:: Exercise aim ::
Go through the material line by line. Say how many lines contain the word "Password", and give nothing more.
━━━━━━
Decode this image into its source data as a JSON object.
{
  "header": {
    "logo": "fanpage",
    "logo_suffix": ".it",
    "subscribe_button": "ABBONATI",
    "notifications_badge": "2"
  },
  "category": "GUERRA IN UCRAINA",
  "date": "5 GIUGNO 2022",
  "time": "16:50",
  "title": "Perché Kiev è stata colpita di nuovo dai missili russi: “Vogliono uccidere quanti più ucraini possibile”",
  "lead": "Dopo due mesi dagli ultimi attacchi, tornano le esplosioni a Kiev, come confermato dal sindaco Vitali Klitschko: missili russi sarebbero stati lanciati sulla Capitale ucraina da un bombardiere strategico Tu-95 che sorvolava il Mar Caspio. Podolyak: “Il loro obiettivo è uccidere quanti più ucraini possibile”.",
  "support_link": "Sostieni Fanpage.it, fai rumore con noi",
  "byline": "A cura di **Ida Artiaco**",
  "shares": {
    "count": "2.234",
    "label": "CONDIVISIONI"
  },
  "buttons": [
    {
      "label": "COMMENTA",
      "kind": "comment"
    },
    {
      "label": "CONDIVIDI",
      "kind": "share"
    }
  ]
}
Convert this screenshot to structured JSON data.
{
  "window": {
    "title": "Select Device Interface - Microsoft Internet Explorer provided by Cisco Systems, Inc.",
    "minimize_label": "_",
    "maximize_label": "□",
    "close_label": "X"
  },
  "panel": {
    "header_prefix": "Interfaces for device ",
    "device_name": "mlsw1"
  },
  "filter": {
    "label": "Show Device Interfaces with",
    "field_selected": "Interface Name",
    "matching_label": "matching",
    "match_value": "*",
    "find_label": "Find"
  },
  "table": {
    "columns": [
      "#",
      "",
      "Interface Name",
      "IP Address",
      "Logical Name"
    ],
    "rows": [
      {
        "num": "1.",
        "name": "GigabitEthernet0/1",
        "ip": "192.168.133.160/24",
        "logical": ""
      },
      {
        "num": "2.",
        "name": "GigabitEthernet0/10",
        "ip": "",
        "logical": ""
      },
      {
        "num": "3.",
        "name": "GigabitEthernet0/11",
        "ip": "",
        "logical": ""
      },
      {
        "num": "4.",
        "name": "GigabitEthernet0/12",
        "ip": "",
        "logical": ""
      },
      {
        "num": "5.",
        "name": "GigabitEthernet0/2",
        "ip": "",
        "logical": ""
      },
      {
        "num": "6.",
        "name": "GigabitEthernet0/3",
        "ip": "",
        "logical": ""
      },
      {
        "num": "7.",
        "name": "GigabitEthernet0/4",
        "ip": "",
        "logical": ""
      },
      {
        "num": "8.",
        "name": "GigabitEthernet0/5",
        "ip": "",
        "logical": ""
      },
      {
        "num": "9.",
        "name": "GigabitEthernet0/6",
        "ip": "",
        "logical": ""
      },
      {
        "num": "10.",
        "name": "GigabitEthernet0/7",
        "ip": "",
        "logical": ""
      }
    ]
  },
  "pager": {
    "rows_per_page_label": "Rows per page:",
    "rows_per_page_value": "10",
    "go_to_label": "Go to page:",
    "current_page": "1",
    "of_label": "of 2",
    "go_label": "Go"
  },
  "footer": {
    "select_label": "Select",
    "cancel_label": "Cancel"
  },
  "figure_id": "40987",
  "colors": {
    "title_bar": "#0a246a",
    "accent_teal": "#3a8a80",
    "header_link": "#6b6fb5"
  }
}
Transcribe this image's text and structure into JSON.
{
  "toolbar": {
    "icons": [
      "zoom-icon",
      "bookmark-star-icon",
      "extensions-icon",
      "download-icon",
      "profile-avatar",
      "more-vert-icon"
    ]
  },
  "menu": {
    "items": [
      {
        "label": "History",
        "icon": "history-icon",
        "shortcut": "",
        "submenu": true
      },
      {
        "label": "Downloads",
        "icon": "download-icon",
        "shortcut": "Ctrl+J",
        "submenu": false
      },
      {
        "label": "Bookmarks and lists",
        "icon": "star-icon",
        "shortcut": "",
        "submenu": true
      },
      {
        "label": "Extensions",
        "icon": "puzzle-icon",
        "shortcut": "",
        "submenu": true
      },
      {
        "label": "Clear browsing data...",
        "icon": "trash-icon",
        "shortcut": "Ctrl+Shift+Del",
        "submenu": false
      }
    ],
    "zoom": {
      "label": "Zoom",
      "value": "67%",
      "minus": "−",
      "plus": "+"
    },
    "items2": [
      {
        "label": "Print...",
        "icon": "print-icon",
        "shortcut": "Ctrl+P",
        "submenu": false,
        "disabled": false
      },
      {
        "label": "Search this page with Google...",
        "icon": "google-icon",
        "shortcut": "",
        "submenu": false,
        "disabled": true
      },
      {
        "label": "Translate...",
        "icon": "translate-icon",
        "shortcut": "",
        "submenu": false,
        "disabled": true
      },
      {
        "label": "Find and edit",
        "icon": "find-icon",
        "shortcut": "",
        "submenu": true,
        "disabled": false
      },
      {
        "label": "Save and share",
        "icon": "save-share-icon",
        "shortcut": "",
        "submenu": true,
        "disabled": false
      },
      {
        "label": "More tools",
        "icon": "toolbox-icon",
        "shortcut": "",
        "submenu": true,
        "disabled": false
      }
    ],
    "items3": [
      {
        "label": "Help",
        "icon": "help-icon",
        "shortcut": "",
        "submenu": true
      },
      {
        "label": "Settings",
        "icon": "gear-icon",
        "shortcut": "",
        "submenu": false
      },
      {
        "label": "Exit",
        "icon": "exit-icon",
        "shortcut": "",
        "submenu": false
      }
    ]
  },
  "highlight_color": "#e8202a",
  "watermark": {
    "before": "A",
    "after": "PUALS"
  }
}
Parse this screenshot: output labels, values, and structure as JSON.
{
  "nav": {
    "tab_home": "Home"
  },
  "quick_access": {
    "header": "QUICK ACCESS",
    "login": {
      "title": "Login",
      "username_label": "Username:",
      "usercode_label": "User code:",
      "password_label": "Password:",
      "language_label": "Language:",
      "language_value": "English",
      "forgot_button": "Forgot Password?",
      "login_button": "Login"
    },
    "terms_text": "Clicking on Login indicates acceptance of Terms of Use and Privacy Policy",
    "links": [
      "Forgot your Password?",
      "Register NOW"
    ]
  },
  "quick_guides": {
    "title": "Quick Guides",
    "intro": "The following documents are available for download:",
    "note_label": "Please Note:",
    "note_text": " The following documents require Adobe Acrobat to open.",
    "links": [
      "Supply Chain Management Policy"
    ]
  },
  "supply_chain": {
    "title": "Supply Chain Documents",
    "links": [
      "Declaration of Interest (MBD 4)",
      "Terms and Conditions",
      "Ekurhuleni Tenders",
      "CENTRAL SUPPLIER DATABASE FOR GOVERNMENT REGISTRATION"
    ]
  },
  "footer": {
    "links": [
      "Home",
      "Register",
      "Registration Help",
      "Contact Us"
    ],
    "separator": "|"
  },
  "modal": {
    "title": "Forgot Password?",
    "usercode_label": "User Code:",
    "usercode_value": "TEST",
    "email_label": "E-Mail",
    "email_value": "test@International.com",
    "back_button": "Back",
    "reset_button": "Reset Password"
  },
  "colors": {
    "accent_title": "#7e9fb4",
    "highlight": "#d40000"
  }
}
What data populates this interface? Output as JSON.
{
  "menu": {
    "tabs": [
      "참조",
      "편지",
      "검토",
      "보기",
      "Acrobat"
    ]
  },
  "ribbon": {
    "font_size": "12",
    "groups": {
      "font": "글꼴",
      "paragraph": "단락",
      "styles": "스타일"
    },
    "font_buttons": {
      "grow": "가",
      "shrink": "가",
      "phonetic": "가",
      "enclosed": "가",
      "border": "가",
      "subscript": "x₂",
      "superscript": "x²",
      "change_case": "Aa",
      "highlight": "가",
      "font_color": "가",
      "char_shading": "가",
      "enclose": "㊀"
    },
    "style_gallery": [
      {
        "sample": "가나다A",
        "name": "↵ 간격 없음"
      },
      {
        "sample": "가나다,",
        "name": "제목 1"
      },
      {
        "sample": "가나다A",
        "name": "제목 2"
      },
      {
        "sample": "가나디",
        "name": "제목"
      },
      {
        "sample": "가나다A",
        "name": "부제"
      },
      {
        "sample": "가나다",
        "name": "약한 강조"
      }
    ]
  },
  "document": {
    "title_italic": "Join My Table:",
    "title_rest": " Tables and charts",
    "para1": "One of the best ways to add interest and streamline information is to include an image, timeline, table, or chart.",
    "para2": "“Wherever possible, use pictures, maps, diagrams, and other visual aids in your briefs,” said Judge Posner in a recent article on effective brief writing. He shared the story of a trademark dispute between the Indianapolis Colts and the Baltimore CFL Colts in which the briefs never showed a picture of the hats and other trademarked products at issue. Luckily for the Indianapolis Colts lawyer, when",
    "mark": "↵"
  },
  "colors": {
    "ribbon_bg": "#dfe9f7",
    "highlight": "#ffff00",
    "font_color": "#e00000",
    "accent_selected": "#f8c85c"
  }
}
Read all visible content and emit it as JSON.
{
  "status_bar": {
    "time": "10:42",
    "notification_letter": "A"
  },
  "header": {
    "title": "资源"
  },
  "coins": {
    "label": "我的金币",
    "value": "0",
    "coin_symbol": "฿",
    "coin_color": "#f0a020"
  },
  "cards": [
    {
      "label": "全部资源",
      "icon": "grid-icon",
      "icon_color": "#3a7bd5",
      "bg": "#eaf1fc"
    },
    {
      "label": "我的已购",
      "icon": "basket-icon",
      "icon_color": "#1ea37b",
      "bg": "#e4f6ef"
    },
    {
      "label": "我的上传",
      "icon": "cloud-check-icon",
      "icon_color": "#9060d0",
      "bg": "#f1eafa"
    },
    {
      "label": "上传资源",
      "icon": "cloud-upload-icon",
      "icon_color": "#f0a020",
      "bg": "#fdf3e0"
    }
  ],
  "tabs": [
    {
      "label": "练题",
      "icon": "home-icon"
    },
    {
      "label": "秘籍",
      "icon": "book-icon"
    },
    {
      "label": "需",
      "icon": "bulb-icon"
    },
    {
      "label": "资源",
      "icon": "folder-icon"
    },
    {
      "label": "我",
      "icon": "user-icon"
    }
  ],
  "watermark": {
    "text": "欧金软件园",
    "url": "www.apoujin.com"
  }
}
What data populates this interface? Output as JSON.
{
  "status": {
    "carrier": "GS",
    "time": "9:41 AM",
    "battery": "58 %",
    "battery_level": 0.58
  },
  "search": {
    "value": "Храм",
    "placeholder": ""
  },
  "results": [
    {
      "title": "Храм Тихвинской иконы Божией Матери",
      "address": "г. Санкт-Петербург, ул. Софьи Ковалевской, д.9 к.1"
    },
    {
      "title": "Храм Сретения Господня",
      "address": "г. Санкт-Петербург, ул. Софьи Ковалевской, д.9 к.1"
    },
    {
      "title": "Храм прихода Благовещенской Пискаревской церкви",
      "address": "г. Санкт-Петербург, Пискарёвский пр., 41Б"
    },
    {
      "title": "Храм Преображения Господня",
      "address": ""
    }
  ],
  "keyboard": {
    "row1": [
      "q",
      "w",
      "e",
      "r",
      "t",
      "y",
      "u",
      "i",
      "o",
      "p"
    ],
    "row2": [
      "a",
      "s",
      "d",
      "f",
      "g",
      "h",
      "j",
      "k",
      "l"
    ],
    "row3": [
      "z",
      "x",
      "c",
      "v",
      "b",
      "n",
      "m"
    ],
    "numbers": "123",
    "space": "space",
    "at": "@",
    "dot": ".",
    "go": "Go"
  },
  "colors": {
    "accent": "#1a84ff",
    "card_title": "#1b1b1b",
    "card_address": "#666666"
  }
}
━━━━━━
:: Result for this task ::
5